EXERCISE GOAL:
Take each line of the entries below that contains "value" and copy it.

Element data from apps and pages:
++++++++++++++++++++

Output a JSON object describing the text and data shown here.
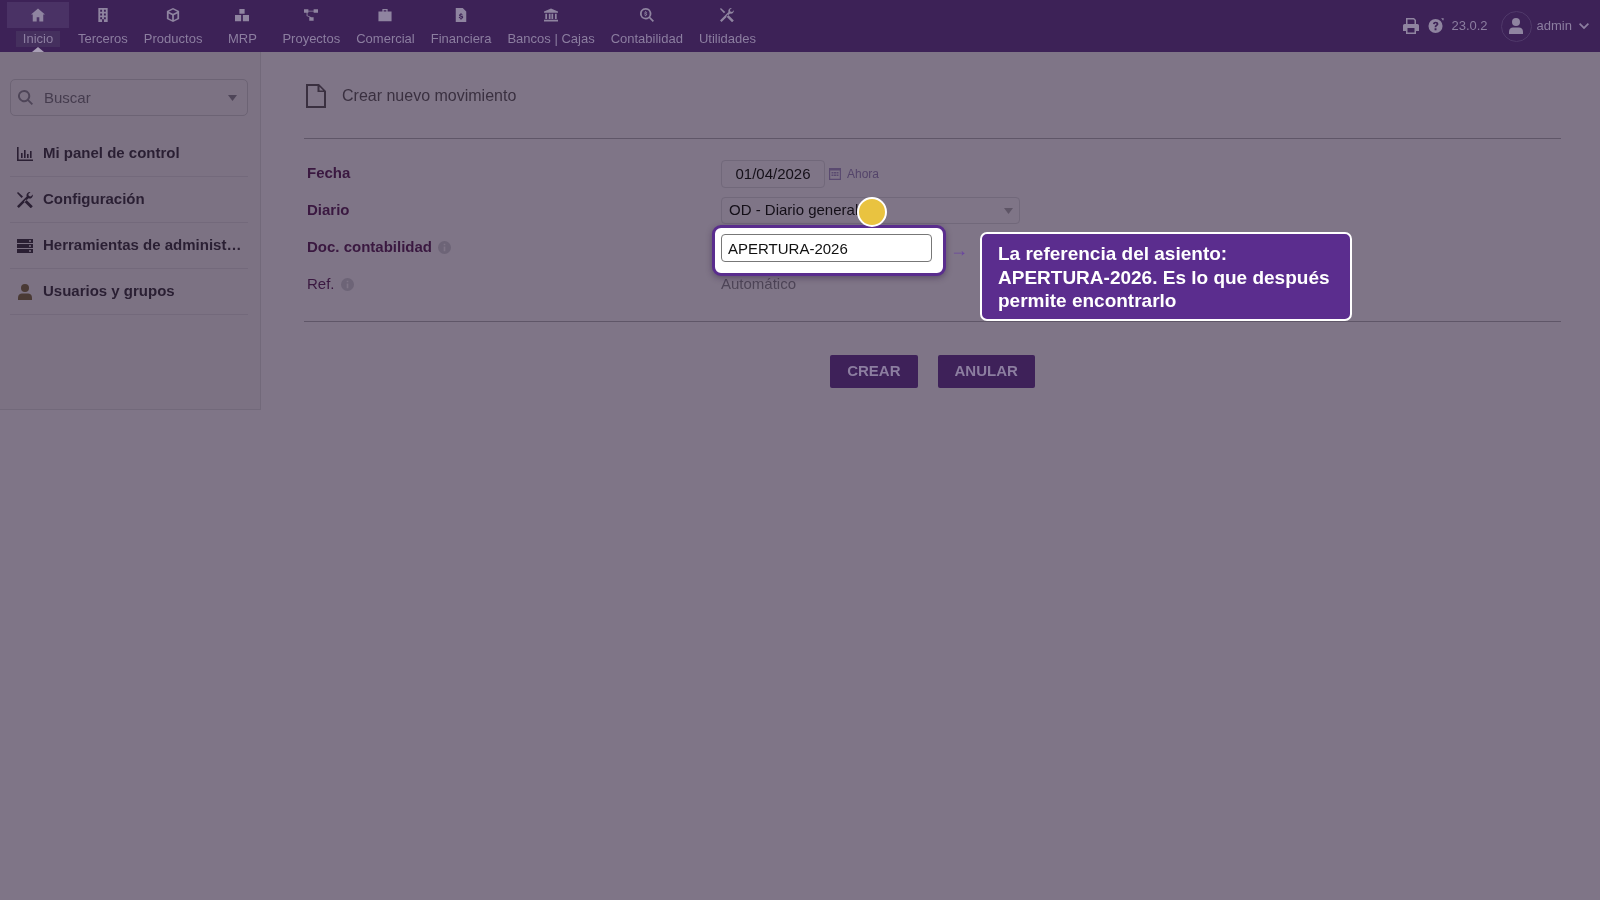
{
  "navbar": {
    "items": [
      {
        "label": "Inicio",
        "selected": true
      },
      {
        "label": "Terceros",
        "selected": false
      },
      {
        "label": "Productos",
        "selected": false
      },
      {
        "label": "MRP",
        "selected": false
      },
      {
        "label": "Proyectos",
        "selected": false
      },
      {
        "label": "Comercial",
        "selected": false
      },
      {
        "label": "Financiera",
        "selected": false
      },
      {
        "label": "Bancos | Cajas",
        "selected": false
      },
      {
        "label": "Contabilidad",
        "selected": false
      },
      {
        "label": "Utilidades",
        "selected": false
      }
    ],
    "version": "23.0.2",
    "user": "admin"
  },
  "sidebar": {
    "search": {
      "placeholder": "Buscar"
    },
    "items": [
      {
        "label": "Mi panel de control"
      },
      {
        "label": "Configuración"
      },
      {
        "label": "Herramientas de administ…"
      },
      {
        "label": "Usuarios y grupos"
      }
    ]
  },
  "form": {
    "title": "Crear nuevo movimiento",
    "fields": [
      {
        "label": "Fecha",
        "required": true,
        "info": false,
        "kind": "date",
        "value": "01/04/2026",
        "link": "Ahora"
      },
      {
        "label": "Diario",
        "required": true,
        "info": false,
        "kind": "select",
        "value": "OD - Diario general"
      },
      {
        "label": "Doc. contabilidad",
        "required": true,
        "info": true,
        "kind": "text",
        "value": "APERTURA-2026",
        "highlighted": true
      },
      {
        "label": "Ref.",
        "required": false,
        "info": true,
        "kind": "auto",
        "value": "Automático"
      }
    ],
    "buttons": [
      "CREAR",
      "ANULAR"
    ]
  },
  "tour": {
    "arrow": "→",
    "message": "La referencia del asiento: APERTURA-2026. Es lo que después permite encontrarlo"
  }
}
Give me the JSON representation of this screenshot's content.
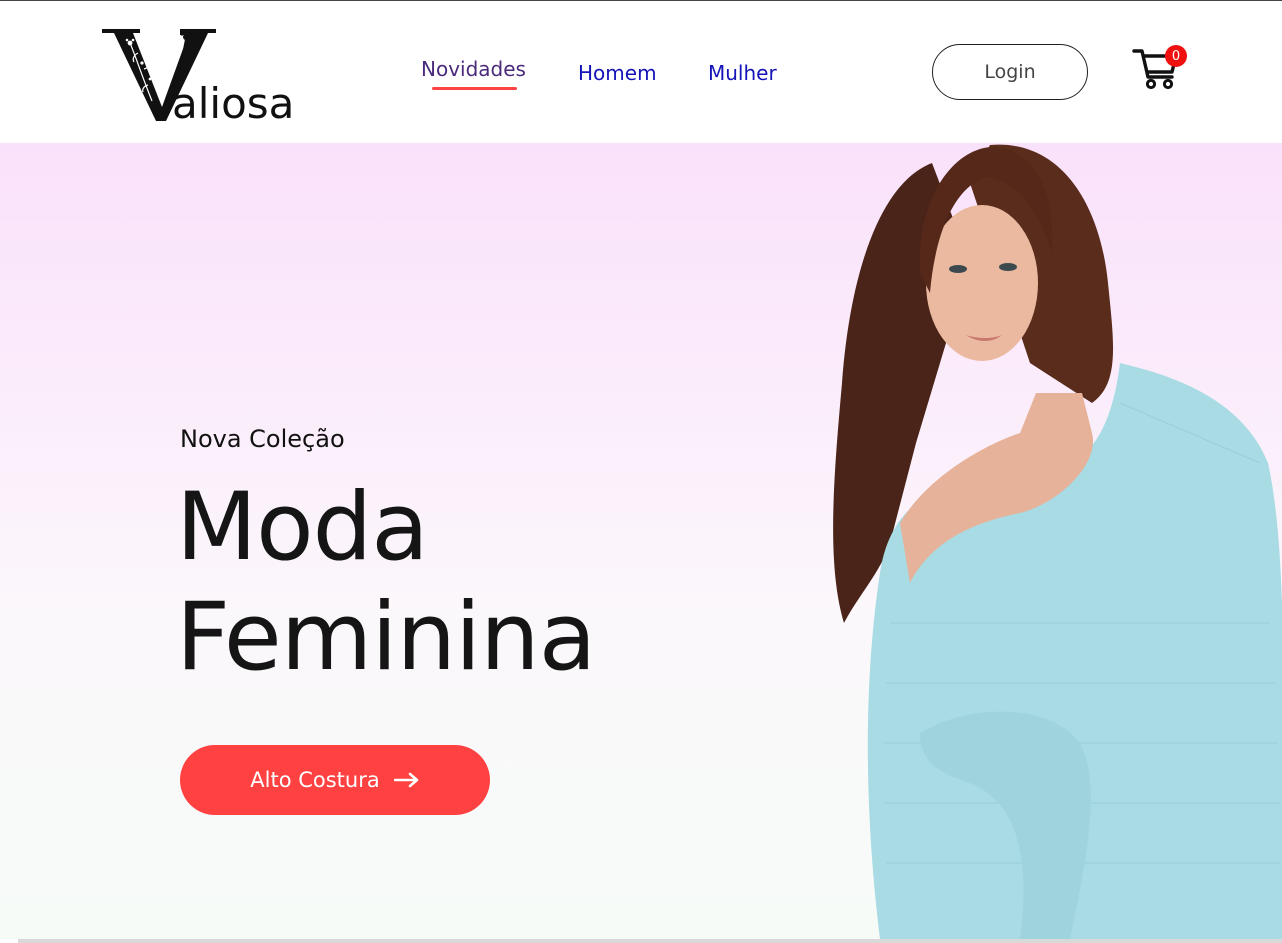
{
  "brand": {
    "logo_initial": "V",
    "logo_text": "aliosa"
  },
  "nav": {
    "items": [
      {
        "label": "Novidades",
        "active": true
      },
      {
        "label": "Homem",
        "active": false
      },
      {
        "label": "Mulher",
        "active": false
      }
    ]
  },
  "header": {
    "login_label": "Login",
    "cart_count": "0",
    "cart_icon": "shopping-cart-icon"
  },
  "hero": {
    "subtitle": "Nova Coleção",
    "headline_line1": "Moda",
    "headline_line2": "Feminina",
    "cta_label": "Alto Costura",
    "cta_icon": "arrow-right-icon",
    "image": "model-photo"
  },
  "colors": {
    "accent": "#ff4141",
    "nav_active": "#4a2a7a",
    "nav_link": "#1414b8",
    "badge": "#f01010",
    "hero_top": "#fae1fb",
    "hero_bottom": "#f6fbf8"
  }
}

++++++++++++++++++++

RESPONSE AREA:
        "value": "01/04/2026",
        "value": "OD - Diario general"
        "value": "APERTURA-2026",
        "value": "Automático"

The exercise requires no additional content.